Now, of course even the concept of exactly who is “indigenous” to any area is debatable. The people inhabiting North America when Columbus got here had originated in an area in southern Siberia known as Alti. Now if you think there is something worthy of adoration about those who were here to greet Columbus we could have the “People Who Got Here First Day.”

You would, of course have to explain the fact that in the over 120 centuries before Columbus got here, the “people who got here first” had not gotten around to inventing the wheel nor had they built any great cities, or developed a written language, or invented textiles or mastered the art of metallurgy.

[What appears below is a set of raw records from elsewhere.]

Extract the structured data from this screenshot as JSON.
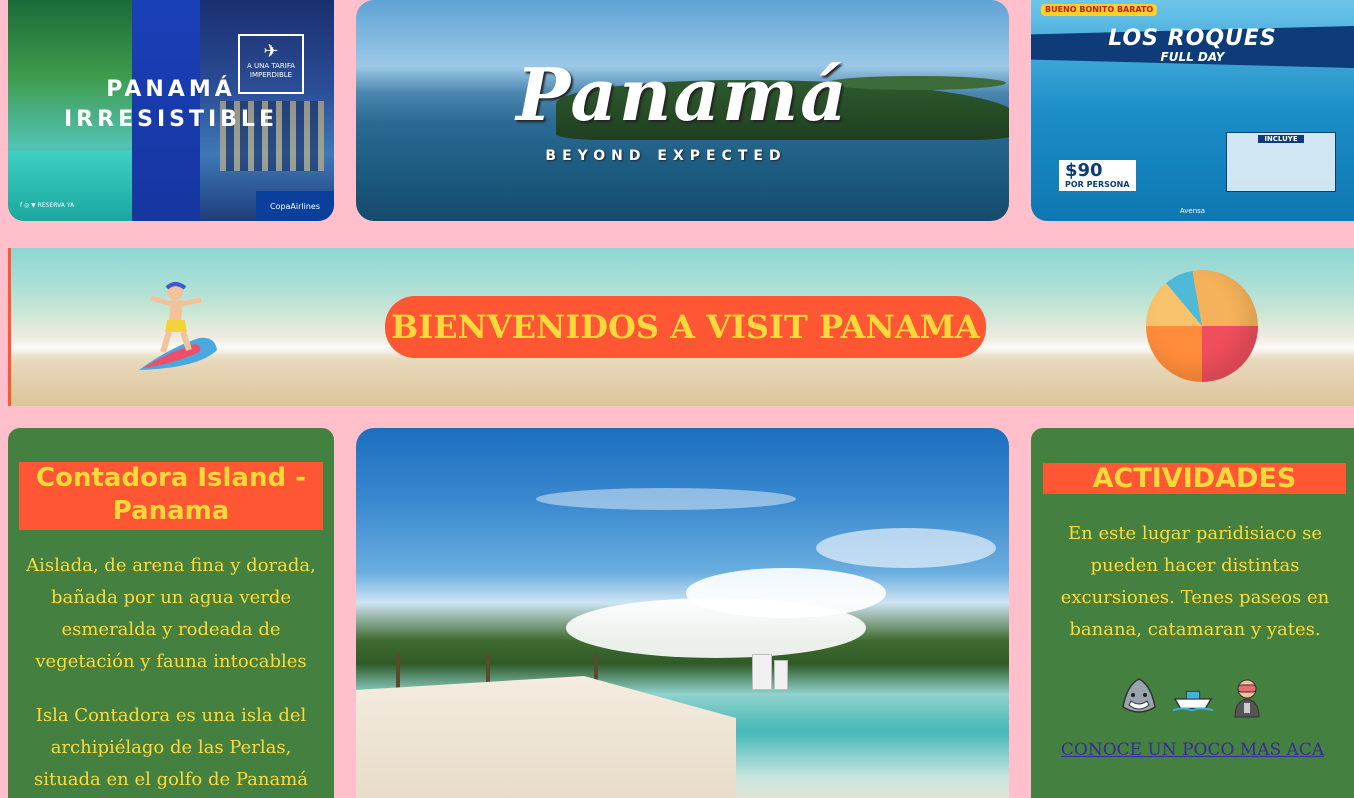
{
  "banners": {
    "left": {
      "title_line1": "PANAMÁ",
      "title_line2": "IRRESISTIBLE",
      "stamp_text": "A UNA TARIFA IMPERDIBLE",
      "social_text": "f ◎ ▼ RESERVA YA",
      "brand": "CopaAirlines"
    },
    "middle": {
      "script_title": "Panamá",
      "tagline": "BEYOND EXPECTED"
    },
    "right": {
      "badge": "BUENO BONITO BARATO",
      "title": "LOS ROQUES",
      "subtitle": "FULL DAY",
      "price": "$90",
      "price_note": "POR PERSONA",
      "includes_label": "INCLUYE",
      "footer": "Avensa"
    }
  },
  "welcome": {
    "title": "BIENVENIDOS A VISIT PANAMA"
  },
  "contadora": {
    "title": "Contadora Island - Panama",
    "paragraph1": "Aislada, de arena fina y dorada, bañada por un agua verde esmeralda y rodeada de vegetación y fauna intocables",
    "paragraph2": "Isla Contadora es una isla del archipiélago de las Perlas, situada en el golfo de Panamá (Panamá), a"
  },
  "actividades": {
    "title": "ACTIVIDADES",
    "text": "En este lugar paridisiaco se pueden hacer distintas excursiones. Tenes paseos en banana, catamaran y yates.",
    "icons": [
      "shark-icon",
      "boat-icon",
      "diver-icon"
    ],
    "link_text": "CONOCE UN POCO MAS ACA"
  },
  "colors": {
    "page_bg": "#ffc0cb",
    "card_green": "#448040",
    "accent_orange": "#ff5733",
    "accent_yellow": "#ffd93b",
    "link_color": "#3a2a9a"
  }
}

You would need to explain that they were in a state of constant warfare, rape and pillage against each other, and slavery was common—as it was across the entire globe. It would also be hard to hold up the “people who got here first” as good stewards of the land and its resources. For the most part, they took what they could and moved on. Luckily the buffalo could reproduce faster than the Indians could drive them off cliffs.

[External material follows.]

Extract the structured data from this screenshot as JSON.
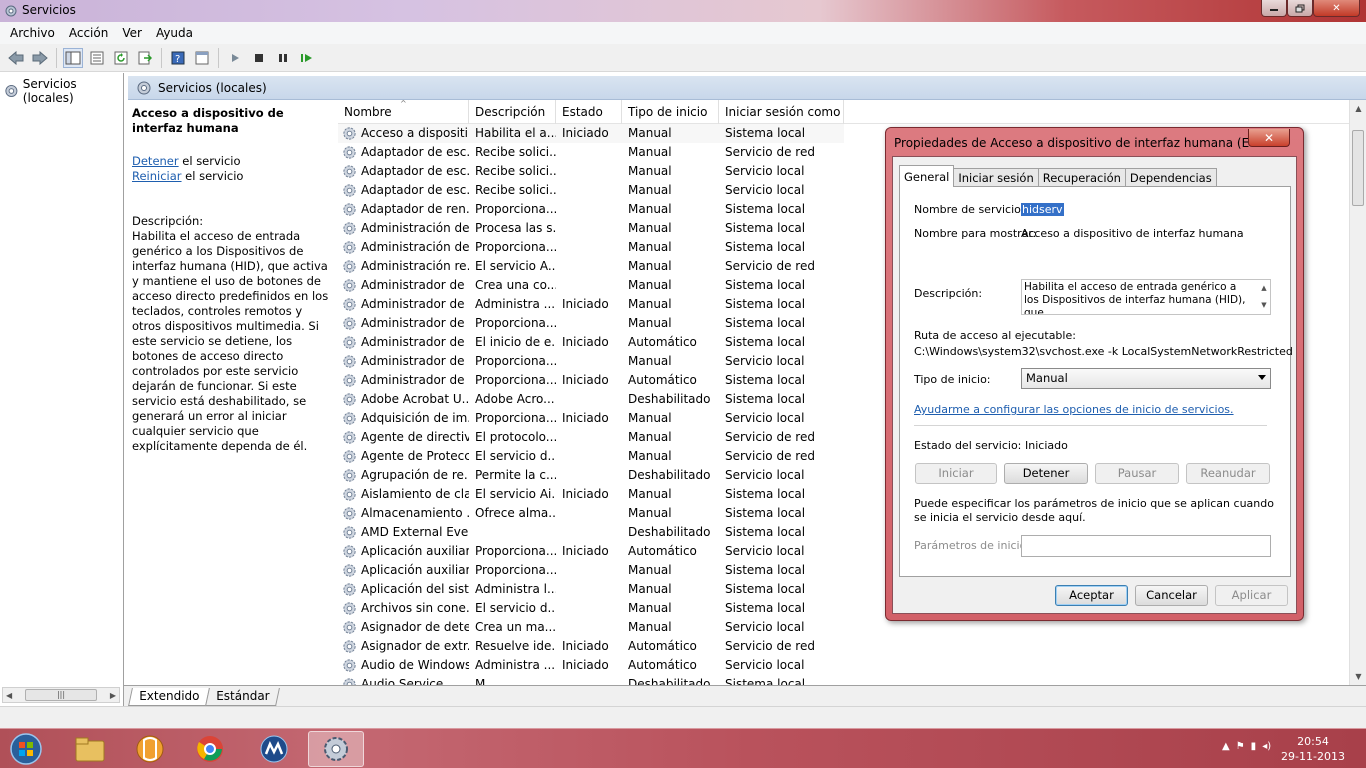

Now believe it or not, I thoroughly enjoy the culture of the North American Indian tribes. I find the study of it to be fascinating. I can appreciate it without feeling guilty for its demise any more than I feel guilty about the demise of the hundreds of civilizations that, over millennia, have developed, prospered, and then failed – as our own is destined to do. It’s history’s most common phenomena and is not inherently good or evil. Those that clamor loudest for Columbus to be erased from the pages of American history do so far more because of their hatred for America than their love of the Indians.

Fortunately, to most of the country, Columbus Day is still a welcome holiday, but the PC virus is spreading. Ohio’s capital city of Columbus decided recently to abandon the holiday because of the protests. On the other hand, the cities of Columbia, South Carolina and Columbus, Georgia, have not yet succumbed, and the name of our nation’s capital, the District of Columbia, appears safe for the time being.

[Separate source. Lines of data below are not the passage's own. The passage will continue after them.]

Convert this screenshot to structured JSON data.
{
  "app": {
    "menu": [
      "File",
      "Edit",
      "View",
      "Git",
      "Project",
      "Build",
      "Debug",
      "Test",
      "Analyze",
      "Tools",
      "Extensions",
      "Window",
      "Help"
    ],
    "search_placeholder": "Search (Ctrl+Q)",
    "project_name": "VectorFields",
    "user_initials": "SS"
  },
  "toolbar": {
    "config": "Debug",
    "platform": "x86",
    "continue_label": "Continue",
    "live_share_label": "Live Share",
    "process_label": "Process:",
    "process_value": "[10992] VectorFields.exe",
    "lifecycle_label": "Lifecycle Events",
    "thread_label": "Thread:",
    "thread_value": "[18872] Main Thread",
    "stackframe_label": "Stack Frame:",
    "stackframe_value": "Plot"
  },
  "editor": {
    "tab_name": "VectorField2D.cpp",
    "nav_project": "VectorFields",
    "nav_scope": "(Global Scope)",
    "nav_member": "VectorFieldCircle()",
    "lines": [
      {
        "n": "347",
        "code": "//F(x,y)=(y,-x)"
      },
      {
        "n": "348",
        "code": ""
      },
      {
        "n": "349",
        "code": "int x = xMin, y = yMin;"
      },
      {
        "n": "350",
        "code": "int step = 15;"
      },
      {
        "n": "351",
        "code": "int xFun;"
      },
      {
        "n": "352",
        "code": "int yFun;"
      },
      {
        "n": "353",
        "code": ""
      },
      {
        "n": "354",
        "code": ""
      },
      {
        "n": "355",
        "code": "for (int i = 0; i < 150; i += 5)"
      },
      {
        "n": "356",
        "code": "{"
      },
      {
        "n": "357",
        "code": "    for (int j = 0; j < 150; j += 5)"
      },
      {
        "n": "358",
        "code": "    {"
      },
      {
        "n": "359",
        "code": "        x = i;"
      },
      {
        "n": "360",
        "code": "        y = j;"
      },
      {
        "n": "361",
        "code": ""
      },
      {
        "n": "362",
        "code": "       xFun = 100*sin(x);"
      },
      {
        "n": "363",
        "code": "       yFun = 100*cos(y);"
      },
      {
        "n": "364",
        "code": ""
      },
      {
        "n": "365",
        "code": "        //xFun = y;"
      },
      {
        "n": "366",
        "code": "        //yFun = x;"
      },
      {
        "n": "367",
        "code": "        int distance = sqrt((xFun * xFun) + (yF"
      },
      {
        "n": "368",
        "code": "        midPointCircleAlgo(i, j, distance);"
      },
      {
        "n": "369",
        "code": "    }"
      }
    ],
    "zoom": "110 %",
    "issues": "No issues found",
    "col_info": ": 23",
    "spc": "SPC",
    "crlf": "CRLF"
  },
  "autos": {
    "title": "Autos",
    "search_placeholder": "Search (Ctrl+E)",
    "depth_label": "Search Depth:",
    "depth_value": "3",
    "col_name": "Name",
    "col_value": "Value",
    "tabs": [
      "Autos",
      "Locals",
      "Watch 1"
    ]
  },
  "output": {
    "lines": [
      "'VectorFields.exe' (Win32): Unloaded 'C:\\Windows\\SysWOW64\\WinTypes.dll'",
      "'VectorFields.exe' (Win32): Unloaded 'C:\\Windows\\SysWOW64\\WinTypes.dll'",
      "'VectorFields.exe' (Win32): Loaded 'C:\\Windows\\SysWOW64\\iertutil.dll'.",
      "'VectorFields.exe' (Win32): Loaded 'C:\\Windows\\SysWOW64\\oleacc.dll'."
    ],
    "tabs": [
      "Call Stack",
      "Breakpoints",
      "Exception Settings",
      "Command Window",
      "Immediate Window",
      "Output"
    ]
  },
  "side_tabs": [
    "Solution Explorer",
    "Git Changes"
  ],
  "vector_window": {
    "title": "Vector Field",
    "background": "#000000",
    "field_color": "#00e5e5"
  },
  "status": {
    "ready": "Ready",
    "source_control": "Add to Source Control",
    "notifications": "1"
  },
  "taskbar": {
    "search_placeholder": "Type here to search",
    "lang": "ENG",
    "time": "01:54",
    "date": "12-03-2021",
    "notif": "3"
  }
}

Anyone who doubts the deep anti-European, indeed implicitly anti-American inspiration for declaring “indigenous peoples” to be victims of racism and genocide should read the language of the official declarations passed by cities joining the crusade. The resolutions are not shy about identifying the “ancestral homelands” stolen from Native Americans by the avaricious invaders.

As the grandson of Italian immigrants, maybe I am biased, but I think Christopher Columbus, the man who is rightfully credited with bringing European civilization to the Western Hemisphere, deserves the national holiday enacted by Congress in 1934.

It is a leftist myth that European conquerors and settlers encountered only peaceful, virtuous tribes and subdued them murderously in the name of Christianity and Capitalism.

Columbus did not arrive in the Americas in 1492 planning to destroy indigenous communities, and he should not be held accountable for the subsequent actions of Spanish conquistadors in Peru and Mexico. Columbus was above all an explorer, and his historic achievements opened the Americas to trade and the eventual English settlements, settlements which grew into the most successful bastion of freedom and prosperity in human history, the United States of America.

True, the conquerors were not saints, but neither was Alexander the Great or Julius Caesar, and neither was Crazy Horse or Sitting Bull. We honor great achievers of history because we value the amazing journey of western civilization and its unparalleled achievements — our achievements.

When we disparage and slander our heroes, we are dishonoring our heritage. The American left slanders our Western heritage routinely and with religious fervor because their heroes have delivered fierce ideological indictments of western institutions and values. Native Americans who buy into that narrative are investing in a bankrupt venture.

If Native Americans want to honor their own heritage, well and good, let them do so. But if they do so by demeaning and dishonoring European heroes like Columbus, they are betraying a common heritage.

Columbus, si! Montezuma, no.